### About this exercise
Pick out every line of the entries below where "score" occurs, and copy those lines.

### Data for processing
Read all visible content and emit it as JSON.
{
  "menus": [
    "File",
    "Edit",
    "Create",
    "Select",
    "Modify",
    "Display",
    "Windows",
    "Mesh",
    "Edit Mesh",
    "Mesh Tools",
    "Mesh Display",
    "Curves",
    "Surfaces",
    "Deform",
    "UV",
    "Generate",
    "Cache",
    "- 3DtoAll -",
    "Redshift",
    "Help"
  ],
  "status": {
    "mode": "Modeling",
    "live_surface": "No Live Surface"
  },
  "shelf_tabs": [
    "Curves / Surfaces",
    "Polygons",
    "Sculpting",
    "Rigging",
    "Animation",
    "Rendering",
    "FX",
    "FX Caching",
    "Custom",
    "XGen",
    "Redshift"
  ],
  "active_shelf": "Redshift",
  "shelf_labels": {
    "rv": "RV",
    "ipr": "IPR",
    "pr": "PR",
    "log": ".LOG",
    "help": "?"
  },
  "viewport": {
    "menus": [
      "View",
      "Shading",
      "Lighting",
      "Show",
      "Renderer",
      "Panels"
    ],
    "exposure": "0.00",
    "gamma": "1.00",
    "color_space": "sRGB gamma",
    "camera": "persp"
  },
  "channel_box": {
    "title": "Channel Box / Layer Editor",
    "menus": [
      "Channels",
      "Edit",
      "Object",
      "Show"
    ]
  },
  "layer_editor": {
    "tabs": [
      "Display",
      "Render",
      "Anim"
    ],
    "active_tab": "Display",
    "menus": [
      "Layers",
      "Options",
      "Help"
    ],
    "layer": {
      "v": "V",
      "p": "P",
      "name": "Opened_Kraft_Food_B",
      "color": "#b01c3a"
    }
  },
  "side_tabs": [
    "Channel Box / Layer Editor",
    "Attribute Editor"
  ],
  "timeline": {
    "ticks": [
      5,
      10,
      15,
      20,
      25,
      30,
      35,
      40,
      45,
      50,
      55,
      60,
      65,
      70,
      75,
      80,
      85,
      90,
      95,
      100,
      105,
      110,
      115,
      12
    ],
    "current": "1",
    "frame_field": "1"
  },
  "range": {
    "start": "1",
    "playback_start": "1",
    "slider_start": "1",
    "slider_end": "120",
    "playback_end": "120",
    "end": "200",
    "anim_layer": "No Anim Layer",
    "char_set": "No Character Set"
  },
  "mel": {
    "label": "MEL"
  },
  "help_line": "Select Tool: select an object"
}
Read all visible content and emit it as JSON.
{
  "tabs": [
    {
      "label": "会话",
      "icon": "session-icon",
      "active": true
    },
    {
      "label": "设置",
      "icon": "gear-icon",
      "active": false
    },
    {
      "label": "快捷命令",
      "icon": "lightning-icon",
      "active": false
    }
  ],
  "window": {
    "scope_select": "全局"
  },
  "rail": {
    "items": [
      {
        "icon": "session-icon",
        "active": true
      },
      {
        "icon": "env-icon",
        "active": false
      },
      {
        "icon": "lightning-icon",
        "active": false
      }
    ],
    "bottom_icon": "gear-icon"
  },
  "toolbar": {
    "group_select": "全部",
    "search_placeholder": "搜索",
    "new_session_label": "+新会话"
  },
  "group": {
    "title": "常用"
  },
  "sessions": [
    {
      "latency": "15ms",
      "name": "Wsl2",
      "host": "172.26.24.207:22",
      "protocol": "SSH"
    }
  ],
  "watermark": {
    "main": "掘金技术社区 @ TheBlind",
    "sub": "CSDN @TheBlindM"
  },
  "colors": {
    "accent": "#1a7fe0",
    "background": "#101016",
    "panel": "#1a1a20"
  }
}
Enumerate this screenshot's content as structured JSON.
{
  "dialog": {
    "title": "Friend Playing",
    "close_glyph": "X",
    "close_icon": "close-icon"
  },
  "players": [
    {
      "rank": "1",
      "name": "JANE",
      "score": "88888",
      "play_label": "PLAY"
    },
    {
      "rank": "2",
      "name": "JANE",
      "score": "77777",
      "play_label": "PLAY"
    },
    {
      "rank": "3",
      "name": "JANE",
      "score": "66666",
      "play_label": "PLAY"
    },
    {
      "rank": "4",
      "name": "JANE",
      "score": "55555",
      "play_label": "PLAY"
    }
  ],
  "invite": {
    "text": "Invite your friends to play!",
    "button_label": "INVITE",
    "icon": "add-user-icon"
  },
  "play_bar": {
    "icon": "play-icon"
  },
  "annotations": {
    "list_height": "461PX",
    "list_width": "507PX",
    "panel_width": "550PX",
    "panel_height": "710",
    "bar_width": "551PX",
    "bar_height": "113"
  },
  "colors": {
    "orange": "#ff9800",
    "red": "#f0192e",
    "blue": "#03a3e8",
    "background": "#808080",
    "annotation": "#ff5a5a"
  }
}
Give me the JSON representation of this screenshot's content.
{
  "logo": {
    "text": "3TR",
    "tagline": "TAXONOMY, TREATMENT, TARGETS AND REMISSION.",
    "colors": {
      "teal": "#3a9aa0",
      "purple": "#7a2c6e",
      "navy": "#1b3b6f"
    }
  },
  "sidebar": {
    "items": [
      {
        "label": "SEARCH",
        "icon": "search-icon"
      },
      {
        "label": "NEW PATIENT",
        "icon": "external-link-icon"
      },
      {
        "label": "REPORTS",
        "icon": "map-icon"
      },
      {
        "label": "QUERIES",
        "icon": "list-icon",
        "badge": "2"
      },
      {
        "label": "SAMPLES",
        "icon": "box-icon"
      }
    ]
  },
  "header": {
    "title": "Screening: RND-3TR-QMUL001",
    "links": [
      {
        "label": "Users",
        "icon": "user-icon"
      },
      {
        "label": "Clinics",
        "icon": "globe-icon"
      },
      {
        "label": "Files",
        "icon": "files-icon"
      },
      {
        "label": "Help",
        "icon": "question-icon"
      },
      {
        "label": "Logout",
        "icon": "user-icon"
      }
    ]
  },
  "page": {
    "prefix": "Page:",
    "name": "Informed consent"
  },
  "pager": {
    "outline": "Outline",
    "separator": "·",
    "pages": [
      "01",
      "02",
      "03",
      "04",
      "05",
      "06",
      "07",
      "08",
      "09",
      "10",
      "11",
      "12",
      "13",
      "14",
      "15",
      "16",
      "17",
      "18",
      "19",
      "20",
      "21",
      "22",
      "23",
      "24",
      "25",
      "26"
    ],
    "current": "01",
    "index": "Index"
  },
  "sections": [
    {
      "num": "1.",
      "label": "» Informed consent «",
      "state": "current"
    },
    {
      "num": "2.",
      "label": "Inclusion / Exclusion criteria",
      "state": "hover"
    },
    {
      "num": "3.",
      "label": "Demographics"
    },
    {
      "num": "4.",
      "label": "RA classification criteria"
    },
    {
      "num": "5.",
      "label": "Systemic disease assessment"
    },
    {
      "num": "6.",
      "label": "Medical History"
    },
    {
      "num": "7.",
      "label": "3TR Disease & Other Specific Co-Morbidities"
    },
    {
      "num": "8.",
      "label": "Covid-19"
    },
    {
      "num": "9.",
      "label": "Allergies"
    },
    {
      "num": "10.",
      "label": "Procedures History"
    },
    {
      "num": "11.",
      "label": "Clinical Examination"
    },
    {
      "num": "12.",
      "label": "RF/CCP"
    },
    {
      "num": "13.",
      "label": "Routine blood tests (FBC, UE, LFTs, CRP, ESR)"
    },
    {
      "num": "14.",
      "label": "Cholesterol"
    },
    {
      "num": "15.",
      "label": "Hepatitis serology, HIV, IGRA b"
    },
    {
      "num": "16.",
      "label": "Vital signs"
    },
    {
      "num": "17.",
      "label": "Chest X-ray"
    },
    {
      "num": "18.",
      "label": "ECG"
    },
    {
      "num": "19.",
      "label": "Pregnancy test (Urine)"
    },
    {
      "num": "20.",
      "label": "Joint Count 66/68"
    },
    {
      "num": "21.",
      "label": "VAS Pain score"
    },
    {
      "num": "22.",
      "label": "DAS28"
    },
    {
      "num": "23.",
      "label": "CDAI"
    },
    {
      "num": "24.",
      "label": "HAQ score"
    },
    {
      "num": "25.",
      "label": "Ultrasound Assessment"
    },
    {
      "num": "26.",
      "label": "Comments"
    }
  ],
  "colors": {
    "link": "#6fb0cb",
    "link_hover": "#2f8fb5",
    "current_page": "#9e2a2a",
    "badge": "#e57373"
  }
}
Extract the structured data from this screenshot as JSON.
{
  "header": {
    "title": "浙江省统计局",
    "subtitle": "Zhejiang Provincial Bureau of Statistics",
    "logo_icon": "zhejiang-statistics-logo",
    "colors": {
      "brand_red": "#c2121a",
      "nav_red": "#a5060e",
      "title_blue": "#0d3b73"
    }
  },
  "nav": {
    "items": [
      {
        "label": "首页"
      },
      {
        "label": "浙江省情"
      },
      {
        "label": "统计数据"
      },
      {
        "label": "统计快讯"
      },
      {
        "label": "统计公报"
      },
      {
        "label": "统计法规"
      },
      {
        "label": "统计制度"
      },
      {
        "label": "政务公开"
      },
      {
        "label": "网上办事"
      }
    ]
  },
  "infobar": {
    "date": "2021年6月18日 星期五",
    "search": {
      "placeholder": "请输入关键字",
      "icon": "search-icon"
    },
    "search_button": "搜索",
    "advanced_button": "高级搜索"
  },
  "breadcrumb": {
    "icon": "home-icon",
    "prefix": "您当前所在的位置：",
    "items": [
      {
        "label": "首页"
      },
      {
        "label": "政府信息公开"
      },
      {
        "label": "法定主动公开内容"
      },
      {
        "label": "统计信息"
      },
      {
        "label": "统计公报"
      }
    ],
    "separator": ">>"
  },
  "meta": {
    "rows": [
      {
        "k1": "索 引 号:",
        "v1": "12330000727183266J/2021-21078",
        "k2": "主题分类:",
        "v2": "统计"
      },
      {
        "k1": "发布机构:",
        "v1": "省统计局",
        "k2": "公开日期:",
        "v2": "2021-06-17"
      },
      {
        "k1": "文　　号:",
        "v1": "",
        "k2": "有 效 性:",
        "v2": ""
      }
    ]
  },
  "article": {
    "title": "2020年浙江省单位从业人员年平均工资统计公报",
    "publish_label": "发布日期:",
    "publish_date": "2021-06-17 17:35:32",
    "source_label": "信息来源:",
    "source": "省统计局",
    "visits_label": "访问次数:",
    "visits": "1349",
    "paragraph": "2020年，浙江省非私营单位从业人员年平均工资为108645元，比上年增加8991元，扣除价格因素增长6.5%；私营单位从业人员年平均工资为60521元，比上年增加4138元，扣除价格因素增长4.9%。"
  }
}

### Solved problem
      "score": "88888",
      "score": "77777",
      "score": "66666",
      "score": "55555",
      "label": "VAS Pain score"
      "label": "HAQ score"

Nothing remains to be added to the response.